▶ AIM OF THE EXERCISE
Please show every line in the entries below that includes the word "time".

[Stored data]
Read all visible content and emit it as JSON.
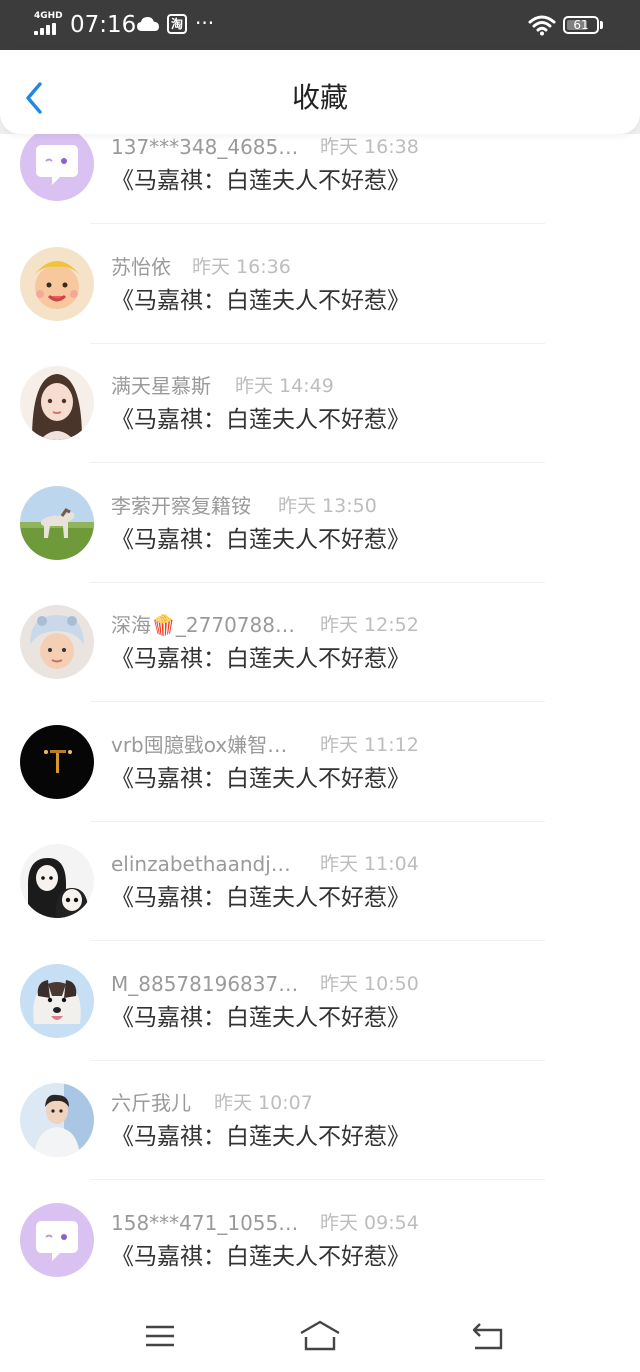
{
  "status_bar": {
    "network": "4GHD",
    "time": "07:16",
    "more": "···",
    "taobao_glyph": "淘",
    "battery": "61",
    "icons": [
      "signal-icon",
      "cloud-icon",
      "taobao-icon",
      "wifi-icon",
      "battery-icon"
    ]
  },
  "header": {
    "title": "收藏",
    "back_icon": "chevron-left-icon",
    "accent_color": "#1e88e5"
  },
  "items": [
    {
      "name": "137***348_4685…",
      "time": "昨天 16:38",
      "content": "《马嘉祺：白莲夫人不好惹》",
      "avatar": "default-chat-avatar"
    },
    {
      "name": "苏怡依",
      "time": "昨天 16:36",
      "content": "《马嘉祺：白莲夫人不好惹》",
      "avatar": "child-photo-avatar"
    },
    {
      "name": "满天星慕斯",
      "time": "昨天 14:49",
      "content": "《马嘉祺：白莲夫人不好惹》",
      "avatar": "illustrated-girl-avatar"
    },
    {
      "name": "李萦开察复籍铵",
      "time": "昨天 13:50",
      "content": "《马嘉祺：白莲夫人不好惹》",
      "avatar": "horse-landscape-avatar"
    },
    {
      "name": "深海🍿_2770788…",
      "time": "昨天 12:52",
      "content": "《马嘉祺：白莲夫人不好惹》",
      "avatar": "child-costume-avatar"
    },
    {
      "name": "vrb囤臆戥ox嫌智…",
      "time": "昨天 11:12",
      "content": "《马嘉祺：白莲夫人不好惹》",
      "avatar": "dark-lights-avatar"
    },
    {
      "name": "elinzabethaandj…",
      "time": "昨天 11:04",
      "content": "《马嘉祺：白莲夫人不好惹》",
      "avatar": "anime-characters-avatar"
    },
    {
      "name": "M_88578196837…",
      "time": "昨天 10:50",
      "content": "《马嘉祺：白莲夫人不好惹》",
      "avatar": "dog-photo-avatar"
    },
    {
      "name": "六斤我儿",
      "time": "昨天 10:07",
      "content": "《马嘉祺：白莲夫人不好惹》",
      "avatar": "person-photo-avatar"
    },
    {
      "name": "158***471_1055…",
      "time": "昨天 09:54",
      "content": "《马嘉祺：白莲夫人不好惹》",
      "avatar": "default-chat-avatar"
    }
  ],
  "bottom_nav": {
    "icons": [
      "menu-icon",
      "home-icon",
      "back-icon"
    ]
  }
}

▶ EXERCISE RESPONSE
    "time": "07:16",
      "time": "昨天 16:38",
      "time": "昨天 16:36",
      "time": "昨天 14:49",
      "time": "昨天 13:50",
      "time": "昨天 12:52",
      "time": "昨天 11:12",
      "time": "昨天 11:04",
      "time": "昨天 10:50",
      "time": "昨天 10:07",
      "time": "昨天 09:54",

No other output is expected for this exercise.